[
Home
]
[ Index:
by date

by threads
]
[ Message by date: previous  next ] [ Message in thread: previous  next ] [ Thread: previous  next ]
[ Message by date: previous  next ] [ Message in thread: previous  next ] [ Thread: previous  next ]
Date:  20070210 (14:58) 
From:  Jon Harrop <jon@f...> 
Subject:  Re: [Camllist] Multiplication of matrix in C and OCaml 
On Saturday 10 February 2007 14:41, lsocamldeveloper2006@meleypold.de wrote: > Just to be sure: Would the compiler be wrong to optimize > > c * q > c * k > > to just > > q > k > > (all floats). And why? Consider c=0, q=3 and k=2: 0 * 3 > 0 * 2 > false 3 > 2 > true It is just mathematically incorrect. > If not, why, in the case above? Floats are not reals, they are just an approximation that happens to be very useful.

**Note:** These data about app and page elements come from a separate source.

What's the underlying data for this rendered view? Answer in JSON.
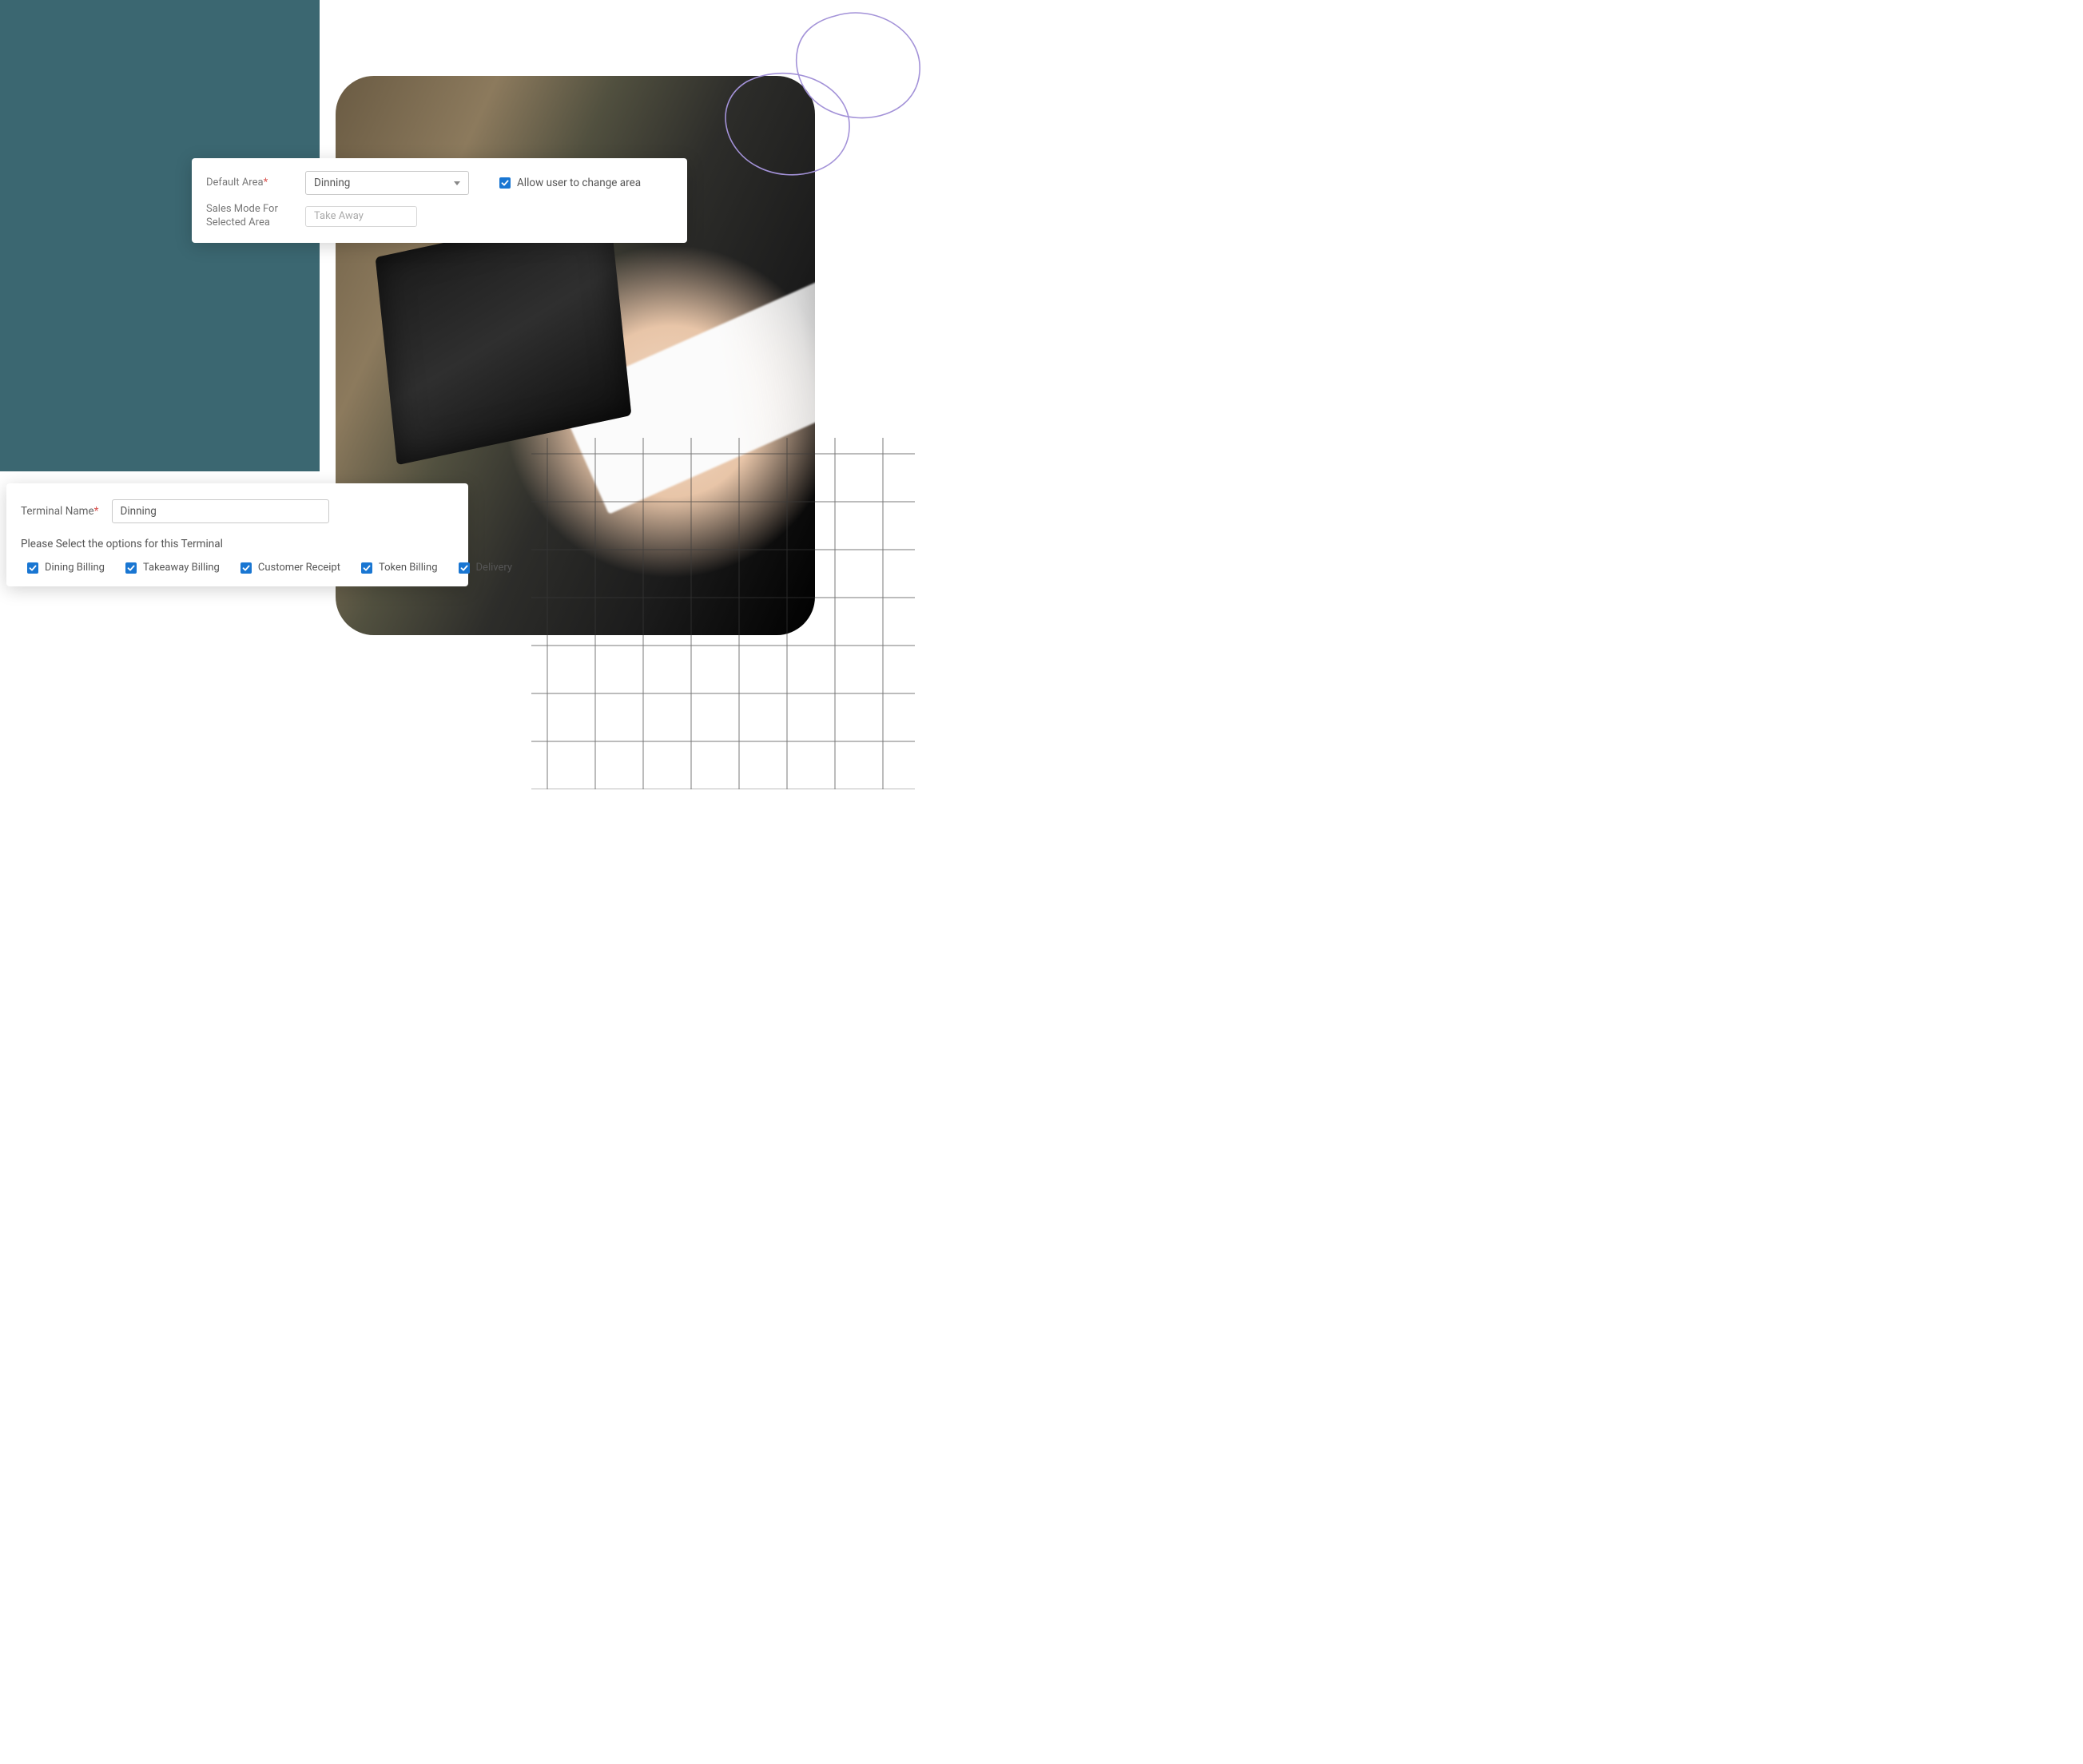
{
  "card1": {
    "default_area_label": "Default Area",
    "default_area_required": "*",
    "default_area_value": "Dinning",
    "allow_change_label": "Allow user to change area",
    "allow_change_checked": true,
    "sales_mode_label": "Sales Mode For Selected Area",
    "sales_mode_placeholder": "Take Away"
  },
  "card2": {
    "terminal_name_label": "Terminal Name",
    "terminal_name_required": "*",
    "terminal_name_value": "Dinning",
    "prompt": "Please Select the options for this Terminal",
    "options": [
      {
        "label": "Dining Billing",
        "checked": true
      },
      {
        "label": "Takeaway Billing",
        "checked": true
      },
      {
        "label": "Customer Receipt",
        "checked": true
      },
      {
        "label": "Token Billing",
        "checked": true
      },
      {
        "label": "Delivery",
        "checked": true
      }
    ]
  }
}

Floats do not obey the same laws (e.g. associativity). However, programmers may be relying upon this fact, e.g. when doing exact float arithmetic. > I don't want > letter and verse, but a general hand waving in the right direction > would be nice, since I have the impression, that is exactly what Gcc > 4.1. is currently doing (though for the integer case). Ints are completely different because they are exact (as modulo integers). So they do obey the same laws and they do not have special constants (like infinity, neg_infinity, nan, 0. and so on as floats do). Xavier has written some enlightening posts here in the past, regarding the adoption of strict IEEE compliance in OCaml: http://caml.inria.fr/pub/mlarchives/camllist/2004/10/ffa452944f4bb9827f2cdca552f4f823.en.html For an example of someone using the float constants that lie outside the set of reals, look no further than my ray tracer: http://www.ffconsultancy.com/free/ray_tracer/languages.html I used an initial intersection parameter of lambda=infinity to represent no intersection (or intersecting with the sky). I would be mortified if a compiler decided to optimise away my necessary and working code just because infinity is not in the set of real numbers.  Dr Jon D Harrop, Flying Frog Consultancy Ltd. OCaml for Scientists http://www.ffconsultancy.com/products/ocaml_for_scientists